To do:
Repeat the records below word for word and omit each image.

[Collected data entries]
# # # #

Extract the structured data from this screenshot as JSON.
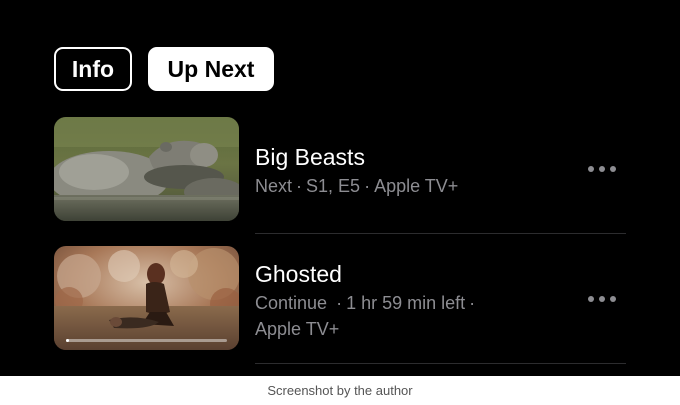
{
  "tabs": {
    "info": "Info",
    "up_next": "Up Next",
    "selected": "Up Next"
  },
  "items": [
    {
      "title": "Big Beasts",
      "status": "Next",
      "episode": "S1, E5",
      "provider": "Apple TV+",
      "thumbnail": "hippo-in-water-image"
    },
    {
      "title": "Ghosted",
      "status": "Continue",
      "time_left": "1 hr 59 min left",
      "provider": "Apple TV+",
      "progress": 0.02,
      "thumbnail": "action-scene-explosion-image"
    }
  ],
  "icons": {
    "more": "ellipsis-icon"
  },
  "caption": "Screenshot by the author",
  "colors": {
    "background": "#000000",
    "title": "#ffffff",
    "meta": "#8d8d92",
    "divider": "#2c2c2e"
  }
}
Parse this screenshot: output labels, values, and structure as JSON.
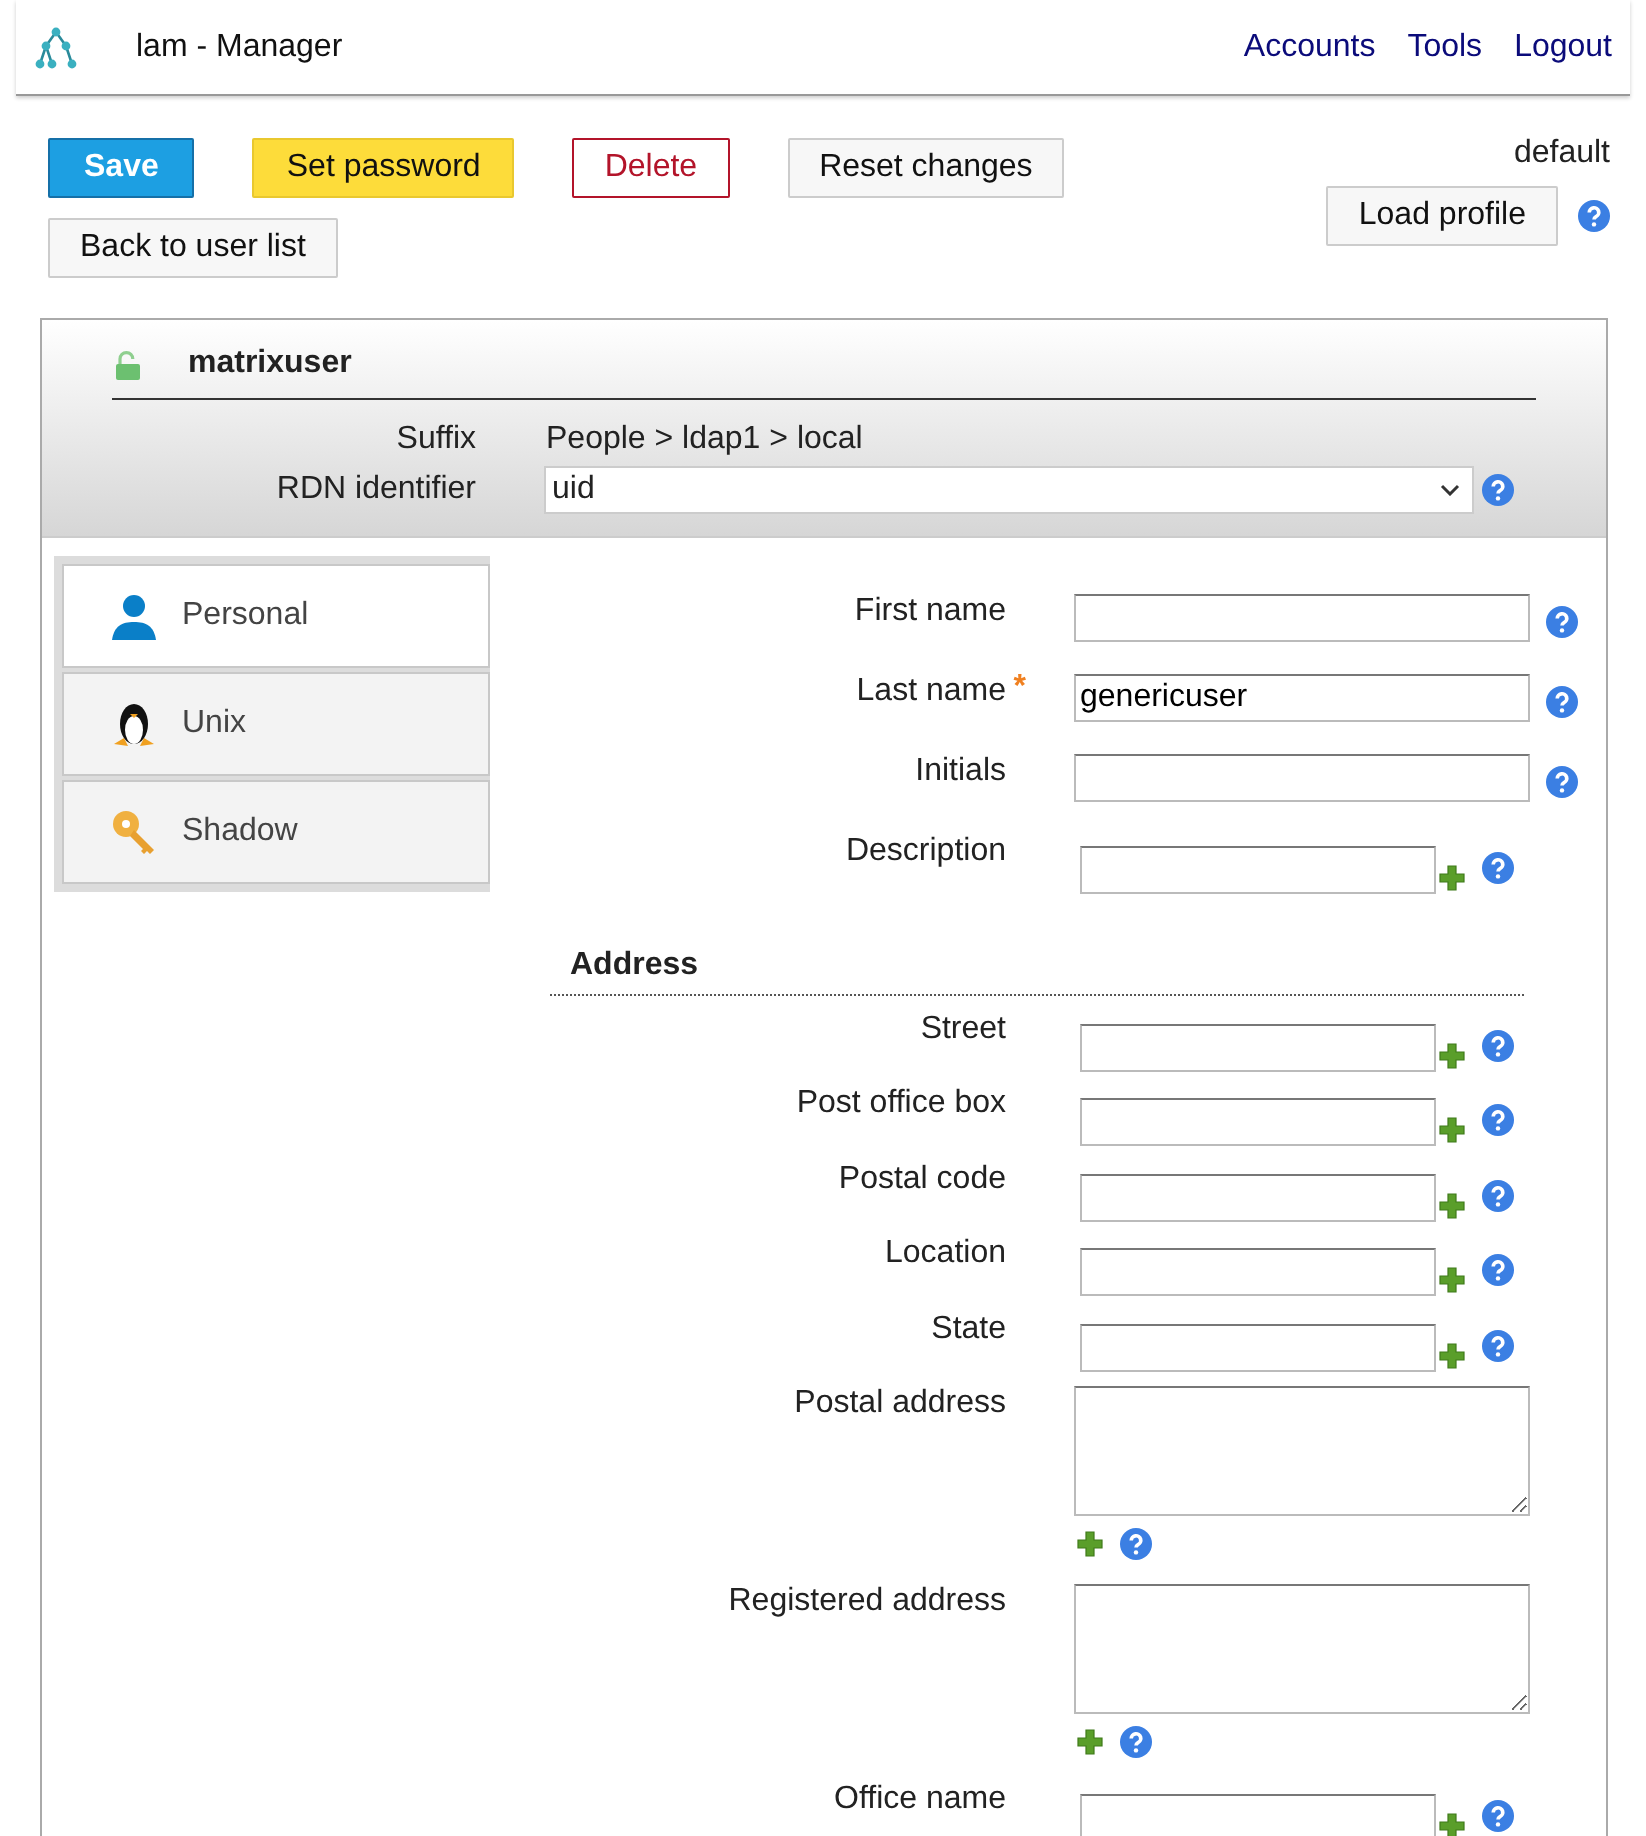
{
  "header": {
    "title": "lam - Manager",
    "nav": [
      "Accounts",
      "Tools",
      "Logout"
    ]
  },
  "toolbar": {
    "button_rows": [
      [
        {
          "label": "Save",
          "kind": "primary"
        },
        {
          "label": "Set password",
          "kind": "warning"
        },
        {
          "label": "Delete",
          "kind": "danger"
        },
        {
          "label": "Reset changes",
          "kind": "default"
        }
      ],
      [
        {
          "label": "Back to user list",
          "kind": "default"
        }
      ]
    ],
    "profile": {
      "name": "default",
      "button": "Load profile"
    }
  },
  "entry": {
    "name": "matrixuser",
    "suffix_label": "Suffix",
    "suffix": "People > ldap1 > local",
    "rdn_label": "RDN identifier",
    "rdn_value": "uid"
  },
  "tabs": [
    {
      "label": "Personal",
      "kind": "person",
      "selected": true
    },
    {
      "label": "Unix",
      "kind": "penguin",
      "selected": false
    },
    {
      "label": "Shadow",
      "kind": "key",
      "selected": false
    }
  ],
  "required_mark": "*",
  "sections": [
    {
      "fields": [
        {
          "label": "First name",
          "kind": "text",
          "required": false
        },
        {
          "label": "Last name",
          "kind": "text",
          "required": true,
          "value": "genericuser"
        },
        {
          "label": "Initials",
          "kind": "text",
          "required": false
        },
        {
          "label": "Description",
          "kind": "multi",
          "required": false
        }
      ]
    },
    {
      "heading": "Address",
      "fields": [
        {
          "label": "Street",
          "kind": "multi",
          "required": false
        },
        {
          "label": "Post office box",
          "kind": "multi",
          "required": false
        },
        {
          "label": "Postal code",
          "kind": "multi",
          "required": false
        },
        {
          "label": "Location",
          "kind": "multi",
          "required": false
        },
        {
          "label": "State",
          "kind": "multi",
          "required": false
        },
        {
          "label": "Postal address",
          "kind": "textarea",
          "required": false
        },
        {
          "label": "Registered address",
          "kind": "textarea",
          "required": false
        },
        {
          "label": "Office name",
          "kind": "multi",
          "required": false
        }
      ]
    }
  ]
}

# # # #

Solution for this exercise:
Extract the structured data from this screenshot as JSON.
{
  "tabs": {
    "info": "Info",
    "up_next": "Up Next",
    "selected": "Up Next"
  },
  "items": [
    {
      "title": "Big Beasts",
      "status": "Next",
      "episode": "S1, E5",
      "provider": "Apple TV+",
      "thumbnail": "hippo-in-water-image"
    },
    {
      "title": "Ghosted",
      "status": "Continue",
      "time_left": "1 hr 59 min left",
      "provider": "Apple TV+",
      "progress": 0.02,
      "thumbnail": "action-scene-explosion-image"
    }
  ],
  "icons": {
    "more": "ellipsis-icon"
  },
  "caption": "Screenshot by the author",
  "colors": {
    "background": "#000000",
    "title": "#ffffff",
    "meta": "#8d8d92",
    "divider": "#2c2c2e"
  }
}
Parse this screenshot: output labels, values, and structure as JSON.
{
  "header": {
    "title": "lam - Manager",
    "nav": [
      "Accounts",
      "Tools",
      "Logout"
    ]
  },
  "toolbar": {
    "button_rows": [
      [
        {
          "label": "Save",
          "kind": "primary"
        },
        {
          "label": "Set password",
          "kind": "warning"
        },
        {
          "label": "Delete",
          "kind": "danger"
        },
        {
          "label": "Reset changes",
          "kind": "default"
        }
      ],
      [
        {
          "label": "Back to user list",
          "kind": "default"
        }
      ]
    ],
    "profile": {
      "name": "default",
      "button": "Load profile"
    }
  },
  "entry": {
    "name": "matrixuser",
    "suffix_label": "Suffix",
    "suffix": "People > ldap1 > local",
    "rdn_label": "RDN identifier",
    "rdn_value": "uid"
  },
  "tabs": [
    {
      "label": "Personal",
      "kind": "person",
      "selected": true
    },
    {
      "label": "Unix",
      "kind": "penguin",
      "selected": false
    },
    {
      "label": "Shadow",
      "kind": "key",
      "selected": false
    }
  ],
  "required_mark": "*",
  "sections": [
    {
      "fields": [
        {
          "label": "First name",
          "kind": "text",
          "required": false
        },
        {
          "label": "Last name",
          "kind": "text",
          "required": true,
          "value": "genericuser"
        },
        {
          "label": "Initials",
          "kind": "text",
          "required": false
        },
        {
          "label": "Description",
          "kind": "multi",
          "required": false
        }
      ]
    },
    {
      "heading": "Address",
      "fields": [
        {
          "label": "Street",
          "kind": "multi",
          "required": false
        },
        {
          "label": "Post office box",
          "kind": "multi",
          "required": false
        },
        {
          "label": "Postal code",
          "kind": "multi",
          "required": false
        },
        {
          "label": "Location",
          "kind": "multi",
          "required": false
        },
        {
          "label": "State",
          "kind": "multi",
          "required": false
        },
        {
          "label": "Postal address",
          "kind": "textarea",
          "required": false
        },
        {
          "label": "Registered address",
          "kind": "textarea",
          "required": false
        },
        {
          "label": "Office name",
          "kind": "multi",
          "required": false
        }
      ]
    }
  ]
}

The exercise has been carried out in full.